Subject: General Tech | August 29, 2012 - 10:25 PM | Jeremy Hellstrom
Tagged: xfx, Intel, hd 7950, gaming, amd
The Tech Report wanted to explore the effect that modern CPUs have on your gaming experience and so they took an XFX Radeon HD 7950 Double Dissipation 3GB with Catalyst 12.3 drivers and paired it with a variety of builds. In order to cover the wide variety of processors available today, they built systems on five different motherboards with 8 different AMD chips and 11 different Intel processors. Then, not only did they test the performance of these various systems while gaming, they also replicated some tests with a video transcoding task in the background to test their multitasking abilities. You can skip to the end of the review and check out the price versus performance graphs but with all the work they put into it you should read the whole article.
"We bring our signature latency-focused game testing methods to bear on the latest crop of desktop CPUs. In the process, we learn a some things and shatter a few popular myths."
Here is some more Tech News from around the web:
- Valve Finds Value In Open-Source Drivers; L4D2 Running On Mesa @ Phoronix
- Sleeping Dogs (PC) Review @ Techgage
- Ocs Must Die 2 @ XSReviews
- Guild Wars 2 (PC) Game Review @ HardwareHeaven
- Gamings Finest Moments Horror @ eTeknix
- Spec Ops Lead Hits Out At “Tacked On” Multiplayer @ Rock, Paper, SHOTGUN
- Enemy Yours: Watch An Hour Of The XCOM Remake @ Rock, Paper, SHOTGUN
- A Tad Unusual? Otherland Enters Beta @ Rock, Paper, SHOTGUN
- Win a copy of Damage Inc.: Pacific Squadron WWII @ Hexus
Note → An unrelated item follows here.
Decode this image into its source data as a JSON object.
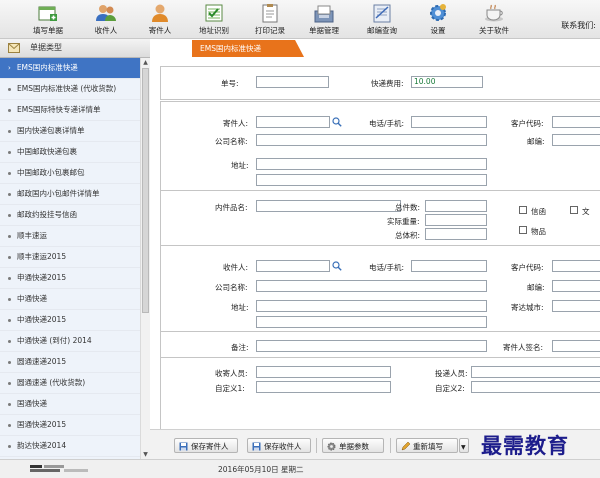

- Sleeping Dogs Xbox 360 @ Tweaktown
- CrazyQuest for iOS - A Fun, Quirky Retro RPG Experience @ Techgage